Many restaurants, bars, music clubs, and sporting arenas can emit noise levels that exceed the safe range for hearing loss, as well. Particularly in small businesses, it is possible that your employer is not mandating protection in the same way that larger organizations have become accustomed to doing, so you should take hearing protection into your own hands. Another key to preventing hearing loss is to limit your exposure to recreational or leisure noise. Whereas you might not be able to avoid working in a loud environment, you can limit your exposure to leisure noise by reducing the volume of your headphones or earbuds and limiting the time you spend using them. If you attend a loud event such as a concert or sports game, you should wear proper hearing protection whenever possible. These simple lifestyle behaviors make it possible to prevent hearing loss with the possible side effect of reducing your risk of dementia, as well. 

Preventing Comorbidities

Several of the other items on the list of 12 risk factors for dementia are also related to hearing loss. For instance, those who have hearing loss are more likely to experience depression and anxiety than those who do not. Hearing loss has been correlated with a lack of physical activity, higher incidence of hypertension and diabetes, as well as experiencing social isolation. Each of these factors forms a web of effects that are difficult to disentangle from one another. 

Although it is important to attempt to reduce all 12 of these risk factors in order to lower the likelihood of dementia, preventing and treating hearing loss can be an additional way to set yourself up for success in the other domains. If you believe that you have already developed hearing loss, don’t think of yourself as a lost cause! Initial research is demonstrating that treatment for hearing loss wipes out many of the effects leading to a greater risk of dementia. 

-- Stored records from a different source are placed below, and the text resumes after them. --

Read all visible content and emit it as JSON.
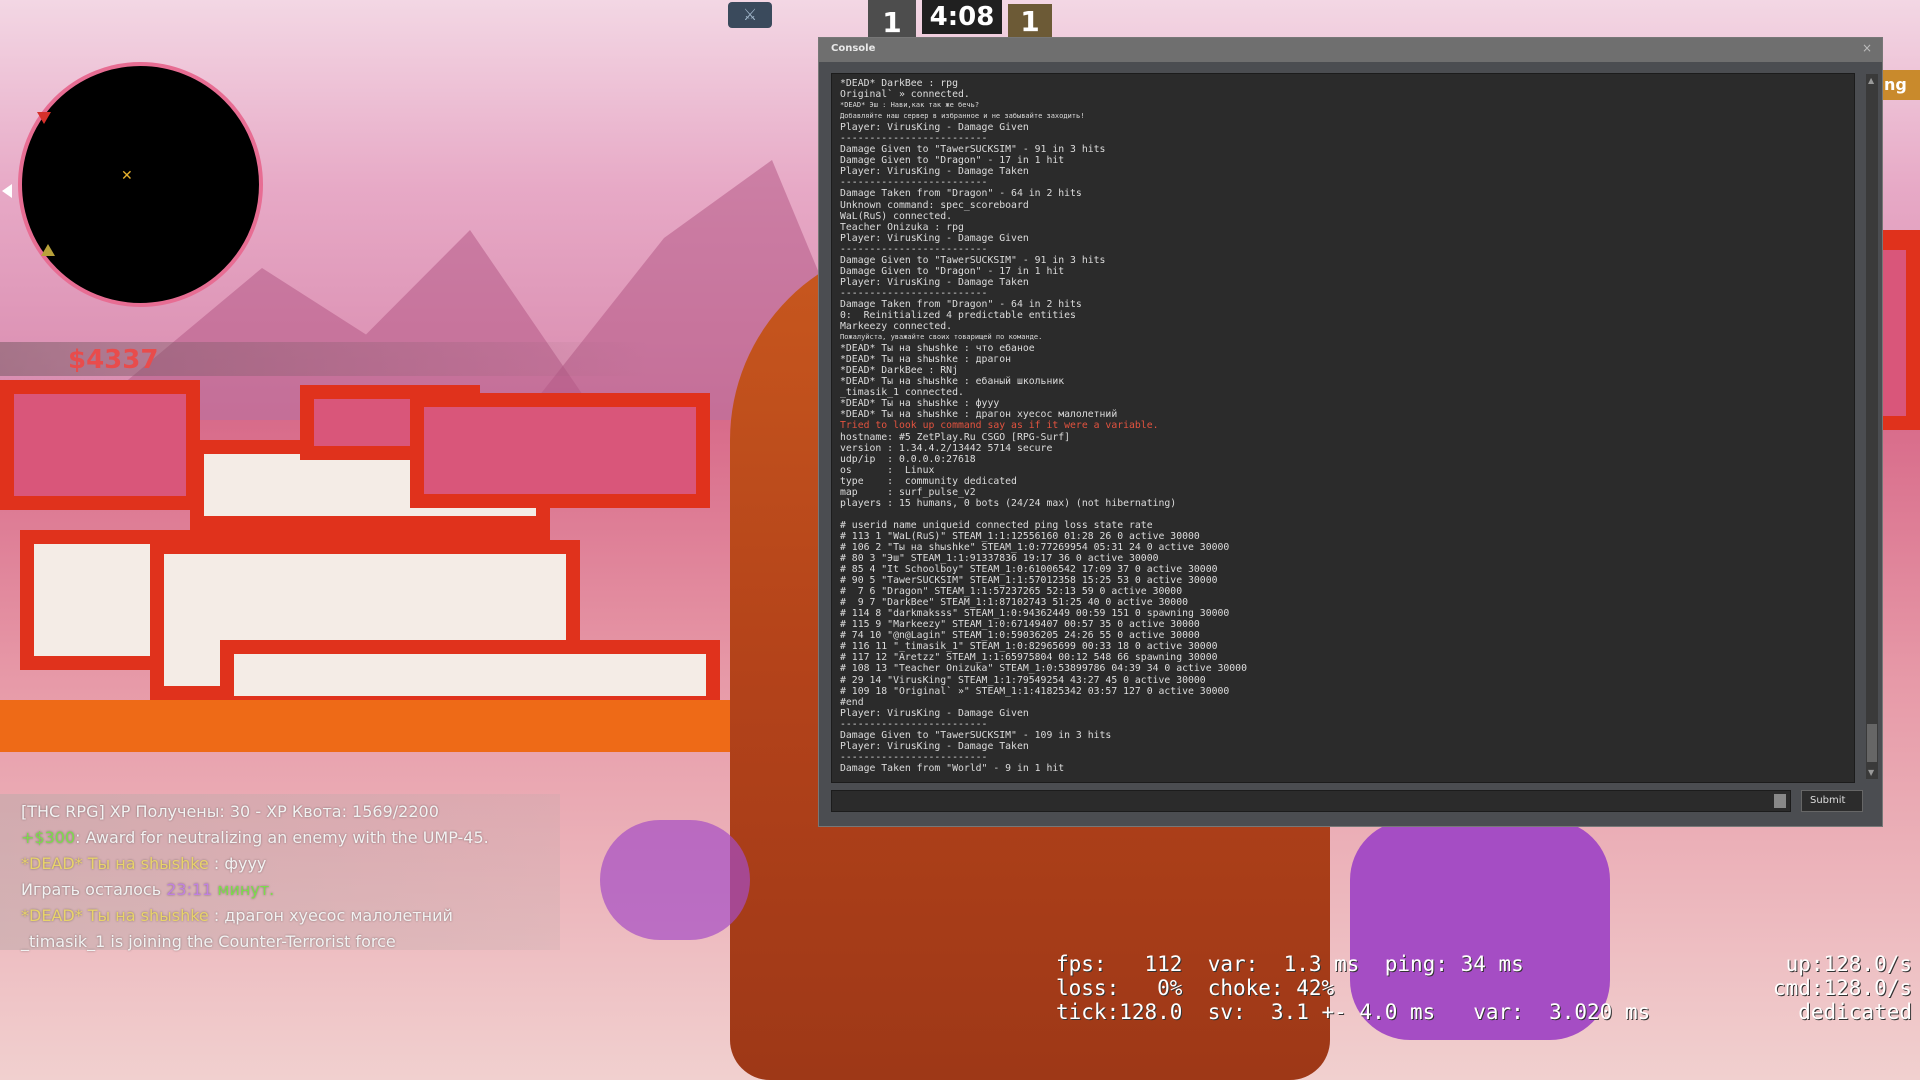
{
  "hud": {
    "money": "$4337",
    "timer": "4:08",
    "score_ct": "1",
    "score_t": "1",
    "right_edge_text": "ng",
    "radar": {
      "map_marker": "✕"
    }
  },
  "chat": [
    {
      "text": "[THC RPG] XP Получены: 30 - XP Квота: 1569/2200",
      "color": "#f2f2f2"
    },
    {
      "parts": [
        {
          "text": "+$300",
          "color": "#7cdc4c"
        },
        {
          "text": ": Award for neutralizing an enemy with the UMP-45.",
          "color": "#f2f2f2"
        }
      ]
    },
    {
      "parts": [
        {
          "text": "*DEAD* Ты на shыshke",
          "color": "#e8d36a"
        },
        {
          "text": " : фууу",
          "color": "#f2f2f2"
        }
      ]
    },
    {
      "parts": [
        {
          "text": "Играть осталось ",
          "color": "#f2f2f2"
        },
        {
          "text": "23:11",
          "color": "#c080e0"
        },
        {
          "text": " минут.",
          "color": "#7cdc4c"
        }
      ]
    },
    {
      "parts": [
        {
          "text": "*DEAD* Ты на shыshke",
          "color": "#e8d36a"
        },
        {
          "text": " : драгон хуесос малолетний",
          "color": "#f2f2f2"
        }
      ]
    },
    {
      "text": "_timasik_1 is joining the Counter-Terrorist force",
      "color": "#f2f2f2"
    }
  ],
  "netgraph": {
    "fps_line": "fps:   112  var:  1.3 ms  ping: 34 ms",
    "loss_line": "loss:   0%  choke: 42%",
    "tick_line": "tick:128.0  sv:  3.1 +- 4.0 ms   var:  3.020 ms",
    "up": "up:128.0/s",
    "cmd": "cmd:128.0/s",
    "server_type": "dedicated"
  },
  "console": {
    "title": "Console",
    "close": "×",
    "submit_label": "Submit",
    "lines": [
      {
        "t": "*DEAD* DarkBee : rpg"
      },
      {
        "t": "Original` » connected."
      },
      {
        "t": "*DEAD* Эш : Нави,как так же бечь?",
        "s": true
      },
      {
        "t": "Добавляйте наш сервер в избранное и не забывайте заходить!",
        "s": true
      },
      {
        "t": "Player: VirusKing - Damage Given"
      },
      {
        "t": "-------------------------"
      },
      {
        "t": "Damage Given to \"TawerSUCKSIM\" - 91 in 3 hits"
      },
      {
        "t": "Damage Given to \"Dragon\" - 17 in 1 hit"
      },
      {
        "t": "Player: VirusKing - Damage Taken"
      },
      {
        "t": "-------------------------"
      },
      {
        "t": "Damage Taken from \"Dragon\" - 64 in 2 hits"
      },
      {
        "t": "Unknown command: spec_scoreboard"
      },
      {
        "t": "WaL(RuS) connected."
      },
      {
        "t": "Teacher Onizuka : rpg"
      },
      {
        "t": "Player: VirusKing - Damage Given"
      },
      {
        "t": "-------------------------"
      },
      {
        "t": "Damage Given to \"TawerSUCKSIM\" - 91 in 3 hits"
      },
      {
        "t": "Damage Given to \"Dragon\" - 17 in 1 hit"
      },
      {
        "t": "Player: VirusKing - Damage Taken"
      },
      {
        "t": "-------------------------"
      },
      {
        "t": "Damage Taken from \"Dragon\" - 64 in 2 hits"
      },
      {
        "t": "0:  Reinitialized 4 predictable entities"
      },
      {
        "t": "Markeezy connected."
      },
      {
        "t": "Пожалуйста, уважайте своих товарищей по команде.",
        "s": true
      },
      {
        "t": "*DEAD* Ты на shыshke : что ебаное"
      },
      {
        "t": "*DEAD* Ты на shыshke : драгон"
      },
      {
        "t": "*DEAD* DarkBee : RNj"
      },
      {
        "t": "*DEAD* Ты на shыshke : ебаный школьник"
      },
      {
        "t": "_timasik_1 connected."
      },
      {
        "t": "*DEAD* Ты на shыshke : фууу"
      },
      {
        "t": "*DEAD* Ты на shыshke : драгон хуесос малолетний"
      },
      {
        "t": "Tried to look up command say as if it were a variable.",
        "err": true
      },
      {
        "t": "hostname: #5 ZetPlay.Ru CSGO [RPG-Surf]"
      },
      {
        "t": "version : 1.34.4.2/13442 5714 secure"
      },
      {
        "t": "udp/ip  : 0.0.0.0:27618"
      },
      {
        "t": "os      :  Linux"
      },
      {
        "t": "type    :  community dedicated"
      },
      {
        "t": "map     : surf_pulse_v2"
      },
      {
        "t": "players : 15 humans, 0 bots (24/24 max) (not hibernating)"
      },
      {
        "t": ""
      },
      {
        "t": "# userid name uniqueid connected ping loss state rate"
      },
      {
        "t": "# 113 1 \"WaL(RuS)\" STEAM_1:1:12556160 01:28 26 0 active 30000"
      },
      {
        "t": "# 106 2 \"Ты на shыshke\" STEAM_1:0:77269954 05:31 24 0 active 30000"
      },
      {
        "t": "# 80 3 \"Эш\" STEAM_1:1:91337836 19:17 36 0 active 30000"
      },
      {
        "t": "# 85 4 \"It Schoolboy\" STEAM_1:0:61006542 17:09 37 0 active 30000"
      },
      {
        "t": "# 90 5 \"TawerSUCKSIM\" STEAM_1:1:57012358 15:25 53 0 active 30000"
      },
      {
        "t": "#  7 6 \"Dragon\" STEAM_1:1:57237265 52:13 59 0 active 30000"
      },
      {
        "t": "#  9 7 \"DarkBee\" STEAM_1:1:87102743 51:25 40 0 active 30000"
      },
      {
        "t": "# 114 8 \"darkmaksss\" STEAM_1:0:94362449 00:59 151 0 spawning 30000"
      },
      {
        "t": "# 115 9 \"Markeezy\" STEAM_1:0:67149407 00:57 35 0 active 30000"
      },
      {
        "t": "# 74 10 \"@n@Lagin\" STEAM_1:0:59036205 24:26 55 0 active 30000"
      },
      {
        "t": "# 116 11 \"_timasik_1\" STEAM_1:0:82965699 00:33 18 0 active 30000"
      },
      {
        "t": "# 117 12 \"Aretzz\" STEAM_1:1:65975804 00:12 548 66 spawning 30000"
      },
      {
        "t": "# 108 13 \"Teacher Onizuka\" STEAM_1:0:53899786 04:39 34 0 active 30000"
      },
      {
        "t": "# 29 14 \"VirusKing\" STEAM_1:1:79549254 43:27 45 0 active 30000"
      },
      {
        "t": "# 109 18 \"Original` »\" STEAM_1:1:41825342 03:57 127 0 active 30000"
      },
      {
        "t": "#end"
      },
      {
        "t": "Player: VirusKing - Damage Given"
      },
      {
        "t": "-------------------------"
      },
      {
        "t": "Damage Given to \"TawerSUCKSIM\" - 109 in 3 hits"
      },
      {
        "t": "Player: VirusKing - Damage Taken"
      },
      {
        "t": "-------------------------"
      },
      {
        "t": "Damage Taken from \"World\" - 9 in 1 hit"
      }
    ]
  }
}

Those who have hearing loss should take this exploratory research as an additional prompt to get a diagnostic hearing test from one of our hearing health professionals and to learn about the options that are available for treating hearing loss through hearing aids or other approaches, as well.